JERRY R. SCHUBEL holds a B.S. from Alma College, a M.A.T. from Harvard University, and a Ph.D. in oceanography from Johns Hopkins University. His areas of research include estuarine and shallow water sedimentation, suspended sediment transport, interactions of sediment and organisms, pollution effects, continental shelf sedimentation, marine geophysics, and thermal ecology. Currently, he is the Director of the Marine Sciences Research Center, and Dean and Leading Professor of Marine Sciences at SUNY Stony Brook. He also is a State University of New York Distinguished Service Professor. He was the senior editor of Coastal Ocean Pollution Assessment, and chairman of the Outer Continental Shelf Science Committee for the Department of Interior Mineral Management Service. He is a member of the New York Academy of Sciences, and a past president of the Estuarine Research Federation. He was a member of the National Research Council's Committee on Marine Environmental Monitoring. He is currently a member of the Marine Board and serves on the Committee on Wastewater Management for Coastal Urban Areas.

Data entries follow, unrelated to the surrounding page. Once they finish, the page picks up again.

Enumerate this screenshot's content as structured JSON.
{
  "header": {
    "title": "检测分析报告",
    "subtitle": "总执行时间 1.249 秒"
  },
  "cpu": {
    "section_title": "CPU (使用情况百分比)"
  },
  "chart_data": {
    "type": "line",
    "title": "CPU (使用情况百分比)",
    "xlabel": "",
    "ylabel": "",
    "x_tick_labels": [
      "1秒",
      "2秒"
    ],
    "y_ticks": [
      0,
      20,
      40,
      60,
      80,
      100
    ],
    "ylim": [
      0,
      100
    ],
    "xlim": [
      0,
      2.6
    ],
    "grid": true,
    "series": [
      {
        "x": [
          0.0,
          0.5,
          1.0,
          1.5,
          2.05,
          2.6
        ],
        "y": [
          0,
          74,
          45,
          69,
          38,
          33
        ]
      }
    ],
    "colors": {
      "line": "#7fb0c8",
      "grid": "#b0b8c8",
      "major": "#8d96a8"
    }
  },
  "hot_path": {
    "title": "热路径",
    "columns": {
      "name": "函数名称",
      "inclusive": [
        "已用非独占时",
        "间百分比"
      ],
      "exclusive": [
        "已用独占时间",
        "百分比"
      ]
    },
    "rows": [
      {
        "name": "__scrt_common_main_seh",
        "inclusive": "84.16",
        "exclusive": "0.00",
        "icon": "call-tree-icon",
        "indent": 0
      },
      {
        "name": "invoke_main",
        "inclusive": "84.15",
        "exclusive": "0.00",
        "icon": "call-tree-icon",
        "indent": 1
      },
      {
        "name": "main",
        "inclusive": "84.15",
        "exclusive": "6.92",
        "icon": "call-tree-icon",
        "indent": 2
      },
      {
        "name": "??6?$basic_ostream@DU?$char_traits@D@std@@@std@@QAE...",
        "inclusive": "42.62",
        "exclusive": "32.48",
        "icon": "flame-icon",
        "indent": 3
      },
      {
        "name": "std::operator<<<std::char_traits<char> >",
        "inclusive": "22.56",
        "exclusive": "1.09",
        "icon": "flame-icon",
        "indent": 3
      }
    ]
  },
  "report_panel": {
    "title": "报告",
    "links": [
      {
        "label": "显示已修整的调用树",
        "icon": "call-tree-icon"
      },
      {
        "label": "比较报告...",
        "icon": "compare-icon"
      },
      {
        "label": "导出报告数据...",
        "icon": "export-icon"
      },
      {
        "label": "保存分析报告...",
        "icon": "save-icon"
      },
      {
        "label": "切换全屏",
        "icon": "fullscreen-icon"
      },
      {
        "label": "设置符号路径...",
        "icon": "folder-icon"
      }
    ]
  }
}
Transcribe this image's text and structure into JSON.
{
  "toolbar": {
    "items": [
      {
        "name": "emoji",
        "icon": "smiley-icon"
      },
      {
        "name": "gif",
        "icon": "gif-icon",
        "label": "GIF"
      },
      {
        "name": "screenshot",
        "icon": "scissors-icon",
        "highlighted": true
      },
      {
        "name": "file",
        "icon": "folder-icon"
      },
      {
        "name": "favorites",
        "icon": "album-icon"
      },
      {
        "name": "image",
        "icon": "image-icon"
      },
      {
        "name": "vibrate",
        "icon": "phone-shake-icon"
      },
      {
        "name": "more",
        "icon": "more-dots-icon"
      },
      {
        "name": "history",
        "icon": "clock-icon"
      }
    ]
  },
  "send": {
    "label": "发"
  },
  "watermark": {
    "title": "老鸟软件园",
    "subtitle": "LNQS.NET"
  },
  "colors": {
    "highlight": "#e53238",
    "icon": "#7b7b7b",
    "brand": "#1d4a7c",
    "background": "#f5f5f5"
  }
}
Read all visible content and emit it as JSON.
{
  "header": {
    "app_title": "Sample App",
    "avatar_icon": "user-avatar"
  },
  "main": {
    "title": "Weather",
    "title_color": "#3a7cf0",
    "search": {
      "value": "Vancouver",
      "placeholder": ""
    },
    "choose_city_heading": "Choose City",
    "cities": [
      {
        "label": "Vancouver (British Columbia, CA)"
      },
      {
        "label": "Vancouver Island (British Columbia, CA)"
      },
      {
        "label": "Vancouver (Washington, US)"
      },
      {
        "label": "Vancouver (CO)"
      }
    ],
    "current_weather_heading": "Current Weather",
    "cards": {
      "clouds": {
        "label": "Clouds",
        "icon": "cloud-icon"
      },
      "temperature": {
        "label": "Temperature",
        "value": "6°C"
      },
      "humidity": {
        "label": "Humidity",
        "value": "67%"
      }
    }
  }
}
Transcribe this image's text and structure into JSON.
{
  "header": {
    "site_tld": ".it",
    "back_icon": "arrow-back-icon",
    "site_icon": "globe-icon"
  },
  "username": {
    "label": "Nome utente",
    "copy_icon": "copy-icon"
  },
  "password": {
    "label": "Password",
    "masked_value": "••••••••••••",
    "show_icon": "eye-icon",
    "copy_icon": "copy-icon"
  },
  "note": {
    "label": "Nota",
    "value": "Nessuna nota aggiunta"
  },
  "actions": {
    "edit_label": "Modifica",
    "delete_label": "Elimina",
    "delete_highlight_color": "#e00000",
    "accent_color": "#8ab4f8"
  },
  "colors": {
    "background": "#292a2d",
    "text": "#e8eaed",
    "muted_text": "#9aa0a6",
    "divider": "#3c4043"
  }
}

R. EUGENE TURNER is Professor, Coastal Ecology Institute, and, Department of Oceanography and Coastal Sciences, Louisiana State University. He received a B.A. degree from Monmouth College (Ill.), a M.S. degree from Drake University (Biology), and a Ph.D. from the University of Georgia (Ecology). His principal research interests are in quantitative coastal ecology
and biological oceanography. He is Chairman, Intecol Wetlands Working Group, serves on several national committees, and is active in scientific matters concerning scientific aspects of coastal environmental management. He is presently a member of the NAS/NRC Marine Board, Habitat Committee, Co-Chair of the EPA Gulf of Mexico Habitat Committee, Book Board of AGU, and Editorial Board Wetlands Ecology and Management.
JOY B. ZEDLER holds a Ph.D. in botany (plant ecology) from the University of Wisconsin. Since 1969 she has been at San Diego State University (SDSU) and is currently a professor of biology at SDSU and director of the Pacific Estuarine Research Laboratory. Her research interests include salt marsh ecology; structure and functioning of coastal wetlands; restoration and construction of wetland ecosystems; effects of rare, extreme events on estuarine ecosystems; dynamics of nutrients and algae in coastal wetlands; and the use of scientific information in the management of coastal habitats. She recently worked on a compilation of literature on the creation and restoration of wetlands for the U.S. Environmental Protection Agency. Dr. Zedler was appointed as a member of the Water Science and Technology Board July 1991.